The No. 7 seed Boilermakers fell 57-55 to No. 10 seed Nebraska in the opening round at the United Center on Thursday night.
Purdue (15-17) did overcome an 11-point deficit, 39-28, with 17:17 to play, but Boilermakers guard Terone Johnson's two shots in the final four seconds just wouldn't fall to send the game into overtime.
"We battled back and got it to two possessions (45-39 with 11:57 to play)," coach Matt Painter said. "And then we went about four-straight possessions in the middle of the second half where we took two horrendous shots (one by D.J. Byrd and the other by Ronnie Johnson) and had two turnovers (one by Anthony Johnson and one by A.J. Hammons). That was a key time of the game, even though we got back into the game and had a chance to win the basketball game, those four possessions in a row really hurt us. And then we had some breakdowns and missed some free throws. And then had the one rebound on a missed free throw that everybody seemed to box their man out and not go get the basketball. And that crushed it."
Byrd cut Nebraska's lead to one point three times in the final four-plus minutes.
The senior sank his and Purdue's first three-pointer of the game with 4:14 to play to cut Nebraska's lead to 48-47. He then sank another three-pointer with 39.1 seconds left to pull Purdue within 54-53 of Nebraska, and his putback with 13.1 seconds left trimmed the Cornhuskers' lead down to 56-55.
But Purdue just couldn't get the lead or tie the game, especially after the Boilermakers gave up nine straight points to start the second half that allowed the Cornhuskers to push their lead from 30-28 to 39-28.
"I thought we were digging ourselves in a hole pretty bad," Ronnie Johnson said. "They were scoring and then we were throwing up bad shots. So that's not what you want when you're trying to win."
Carrying the Cornhuskers
Purdue held Nebraska's leading scorers Dylan Talley, who averages 14.2 points, and Ray Gallegos, who averages 12.8 points, to 5 and 9 points.
But Shavon Shields, a freshman who averages 9.5 points, and Brandon Ubel, who missed Purdue's 65-56 win Jan. 15 at Nebraska because of an injury, made up for the Cornhuskers' top scorers' off night.
Shields scored 15 of his game-high 19 points in the first half.
"Shields really came to play tonight, and he was one guy that coach talked about before the game who could get going.
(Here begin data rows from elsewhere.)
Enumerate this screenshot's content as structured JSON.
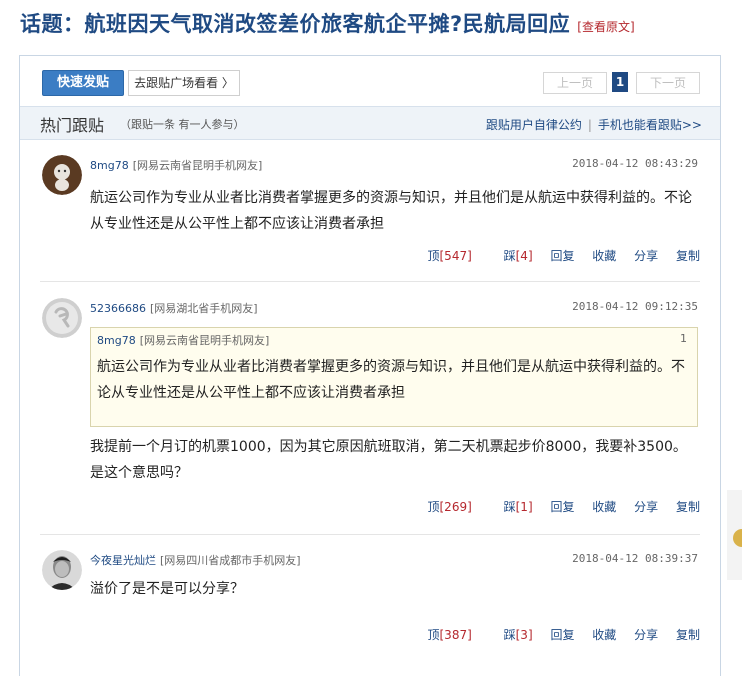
{
  "topic": {
    "title": "话题：航班因天气取消改签差价旅客航企平摊?民航局回应",
    "link": "[查看原文]"
  },
  "toolbar": {
    "quick_post": "快速发贴",
    "plaza": "去跟贴广场看看 〉",
    "prev": "上一页",
    "page": "1",
    "next": "下一页"
  },
  "hot": {
    "title": "热门跟贴",
    "sub": "（跟贴一条  有一人参与）",
    "convention": "跟贴用户自律公约",
    "sep": "|",
    "mobile": "手机也能看跟贴>>"
  },
  "posts": [
    {
      "user": "8mg78",
      "location": "[网易云南省昆明手机网友]",
      "time": "2018-04-12 08:43:29",
      "text": "航运公司作为专业从业者比消费者掌握更多的资源与知识，并且他们是从航运中获得利益的。不论从专业性还是从公平性上都不应该让消费者承担",
      "up": "顶",
      "up_count": "[547]",
      "down": "踩",
      "down_count": "[4]",
      "reply": "回复",
      "fav": "收藏",
      "share": "分享",
      "copy": "复制"
    },
    {
      "user": "52366686",
      "location": "[网易湖北省手机网友]",
      "time": "2018-04-12 09:12:35",
      "quote": {
        "user": "8mg78",
        "location": "[网易云南省昆明手机网友]",
        "floor": "1",
        "text": "航运公司作为专业从业者比消费者掌握更多的资源与知识，并且他们是从航运中获得利益的。不论从专业性还是从公平性上都不应该让消费者承担"
      },
      "text": "我提前一个月订的机票1000，因为其它原因航班取消，第二天机票起步价8000，我要补3500。是这个意思吗？",
      "up": "顶",
      "up_count": "[269]",
      "down": "踩",
      "down_count": "[1]",
      "reply": "回复",
      "fav": "收藏",
      "share": "分享",
      "copy": "复制"
    },
    {
      "user": "今夜星光灿烂",
      "location": "[网易四川省成都市手机网友]",
      "time": "2018-04-12 08:39:37",
      "text": "溢价了是不是可以分享？",
      "up": "顶",
      "up_count": "[387]",
      "down": "踩",
      "down_count": "[3]",
      "reply": "回复",
      "fav": "收藏",
      "share": "分享",
      "copy": "复制"
    }
  ],
  "colors": {
    "link_blue": "#1f4a83",
    "button_blue": "#3b7dc4",
    "count_red": "#b5282e",
    "quote_bg": "#fffdee"
  }
}
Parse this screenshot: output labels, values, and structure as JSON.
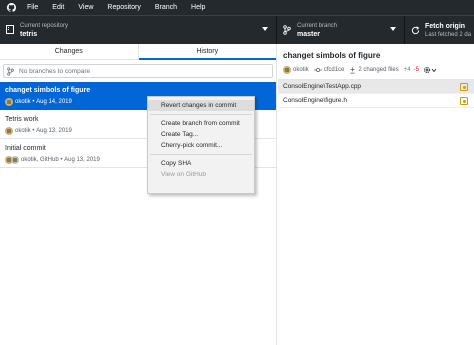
{
  "menu": {
    "items": [
      "File",
      "Edit",
      "View",
      "Repository",
      "Branch",
      "Help"
    ]
  },
  "toolbar": {
    "repo_label": "Current repository",
    "repo_value": "tetris",
    "branch_label": "Current branch",
    "branch_value": "master",
    "fetch_title": "Fetch origin",
    "fetch_sub": "Last fetched 2 da"
  },
  "tabs": {
    "changes": "Changes",
    "history": "History"
  },
  "compare": {
    "placeholder": "No branches to compare"
  },
  "commits": [
    {
      "title": "changet simbols of figure",
      "author": "okotik",
      "date": "Aug 14, 2019"
    },
    {
      "title": "Tetris work",
      "author": "okotik",
      "date": "Aug 13, 2019"
    },
    {
      "title": "Initial commit",
      "author": "okotik, GitHub",
      "date": "Aug 13, 2019"
    }
  ],
  "context_menu": {
    "items": [
      "Revert changes in commit",
      "Create branch from commit",
      "Create Tag...",
      "Cherry-pick commit...",
      "Copy SHA",
      "View on GitHub"
    ]
  },
  "detail": {
    "title": "changet simbols of figure",
    "author": "okotik",
    "sha": "cfcd1ce",
    "files_changed": "2 changed files",
    "additions": "+4",
    "deletions": "-5",
    "files": [
      "ConsolEngine\\TestApp.cpp",
      "ConsolEngine\\figure.h"
    ]
  },
  "colors": {
    "toolbar_bg": "#24292e",
    "selected_bg": "#0366d6",
    "additions": "#28a745",
    "deletions": "#cb2431",
    "modified": "#d29d04"
  }
}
We let him get going," Terone Johnson said. "That's why we ended up in the spot we were at the end of the game."
Ubel had 16 points and eight rebounds.
"They just have more spacing," Rapheal Davis said of facing Purdue with Ubel. "He can drive. He can shoot. He really opened up a lot of things for them. We couldn't pack it in, knowing we had to respect his jump shot. It was a whole different team today."
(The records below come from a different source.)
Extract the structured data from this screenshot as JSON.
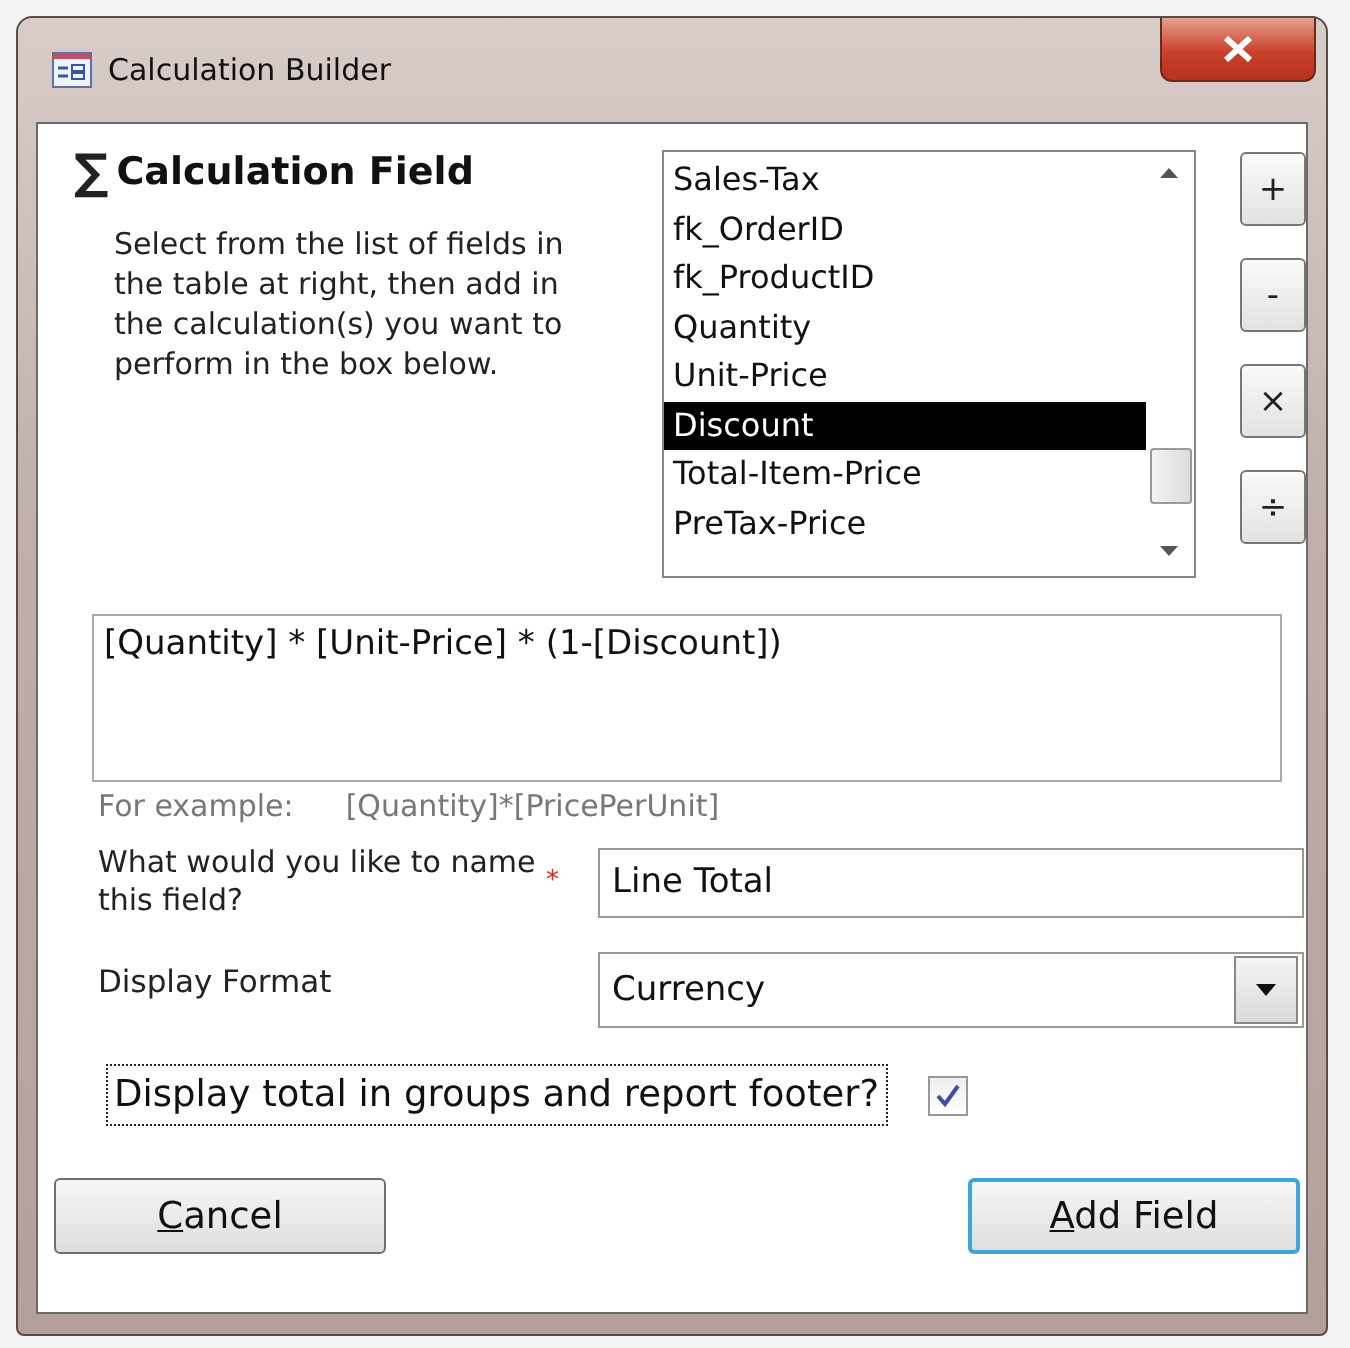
{
  "window": {
    "title": "Calculation Builder"
  },
  "header": {
    "symbol": "∑",
    "title": "Calculation Field",
    "instructions": "Select from the list of fields in the table at right, then add in the calculation(s) you want to perform in the box below."
  },
  "field_list": [
    {
      "label": "Sales-Tax",
      "selected": false
    },
    {
      "label": "fk_OrderID",
      "selected": false
    },
    {
      "label": "fk_ProductID",
      "selected": false
    },
    {
      "label": "Quantity",
      "selected": false
    },
    {
      "label": "Unit-Price",
      "selected": false
    },
    {
      "label": "Discount",
      "selected": true
    },
    {
      "label": "Total-Item-Price",
      "selected": false
    },
    {
      "label": "PreTax-Price",
      "selected": false
    }
  ],
  "operators": [
    "+",
    "-",
    "×",
    "÷"
  ],
  "formula": "[Quantity] * [Unit-Price] * (1-[Discount])",
  "example": {
    "label": "For example:",
    "value": "[Quantity]*[PricePerUnit]"
  },
  "name_field": {
    "label": "What would you like to name this field?",
    "required_mark": "*",
    "value": "Line Total"
  },
  "display_format": {
    "label": "Display Format",
    "value": "Currency"
  },
  "display_total": {
    "label": "Display total in groups and report footer?",
    "checked": true,
    "focused": true
  },
  "buttons": [
    {
      "label": "Cancel",
      "default": false,
      "access_key_underlined": true
    },
    {
      "label": "Add Field",
      "default": true,
      "access_key_underlined": true
    }
  ]
}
- D.J. Byrd scored 15 points to lead Purdue. The senior connected on the Boilermakers' only three-pointers of the game, making two from behind the arc in the second half.
- Byrd also tied a career-high with two blocks, and he had a season-high eight rebounds
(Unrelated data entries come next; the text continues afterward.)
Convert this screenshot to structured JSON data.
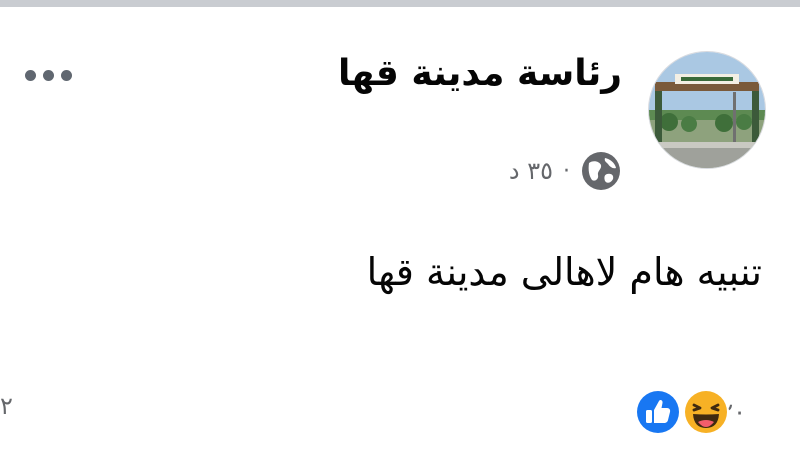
{
  "post": {
    "author": "رئاسة مدينة قها",
    "time": "٣٥ د",
    "separator": "·",
    "audience_icon": "globe-icon",
    "more_icon": "more-options-icon",
    "text": "تنبيه هام لاهالى مدينة قها",
    "reactions": {
      "icons": [
        "like-icon",
        "haha-icon"
      ],
      "count": "٢٠"
    },
    "comments_count": "٢"
  },
  "colors": {
    "like_blue": "#1877f2",
    "haha_yellow": "#f7b125",
    "secondary_text": "#65676b",
    "primary_text": "#050505",
    "top_bar": "#c9ccd1"
  }
}
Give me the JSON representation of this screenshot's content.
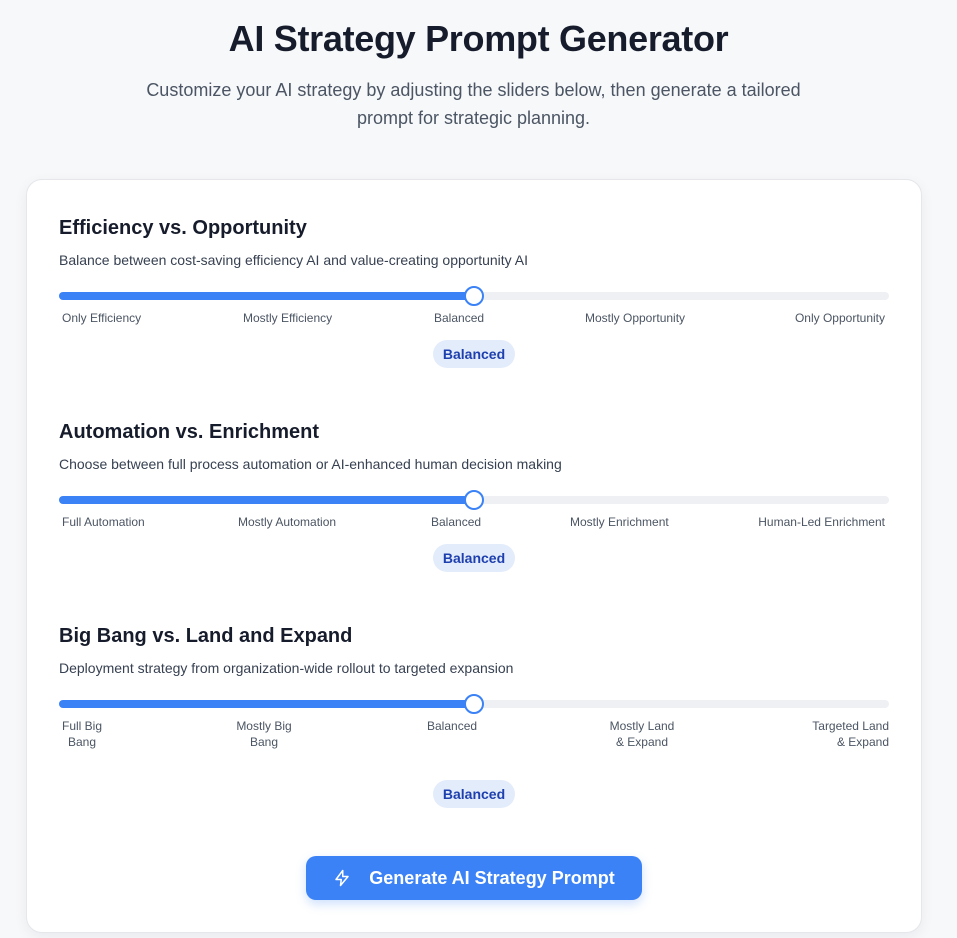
{
  "header": {
    "title": "AI Strategy Prompt Generator",
    "subtitle": "Customize your AI strategy by adjusting the sliders below, then generate a tailored prompt for strategic planning."
  },
  "sliders": [
    {
      "title": "Efficiency vs. Opportunity",
      "description": "Balance between cost-saving efficiency AI and value-creating opportunity AI",
      "value_fraction": 0.5,
      "ticks": [
        "Only Efficiency",
        "Mostly Efficiency",
        "Balanced",
        "Mostly Opportunity",
        "Only Opportunity"
      ],
      "current_label": "Balanced"
    },
    {
      "title": "Automation vs. Enrichment",
      "description": "Choose between full process automation or AI-enhanced human decision making",
      "value_fraction": 0.5,
      "ticks": [
        "Full Automation",
        "Mostly Automation",
        "Balanced",
        "Mostly Enrichment",
        "Human-Led Enrichment"
      ],
      "current_label": "Balanced"
    },
    {
      "title": "Big Bang vs. Land and Expand",
      "description": "Deployment strategy from organization-wide rollout to targeted expansion",
      "value_fraction": 0.5,
      "ticks": [
        "Full Big Bang",
        "Mostly Big Bang",
        "Balanced",
        "Mostly Land & Expand",
        "Targeted Land & Expand"
      ],
      "current_label": "Balanced"
    }
  ],
  "generate_button": {
    "label": "Generate AI Strategy Prompt",
    "icon": "lightning-bolt-icon"
  },
  "colors": {
    "accent": "#3b82f6",
    "badge_bg": "#e3ecfb",
    "badge_text": "#1e40af"
  }
}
- A.J. Hammons scored 11 points for Purdue, and Ronnie Johnson scored 10.
- Purdue outrebounded Nebraska 36-31, but with the loss the Boilers fell to 15-6 this season and 118-24 under Painter when outrebounding an opponent.
- Purdue went 0-4 on netural courts this season.
The Boilermakers' only chance to make the NCAA tournament ended with their elimination from the race for the automatic bid by winning the Big Ten tournament.
Purdue likely will not be selected to play in the NIT, but the Boilermakers could end up in either the College Basketball Invitational or the CollegeInsider.com tournament.
Byrd said he hopes the team gets to keep playing.
"The way we played the past couple weeks, Michigan and Minnesota, and we had some good games and played hard," Byrd said. "And we came up short in some big games too. So for me, I always want to play some more games, but it would be great if we could."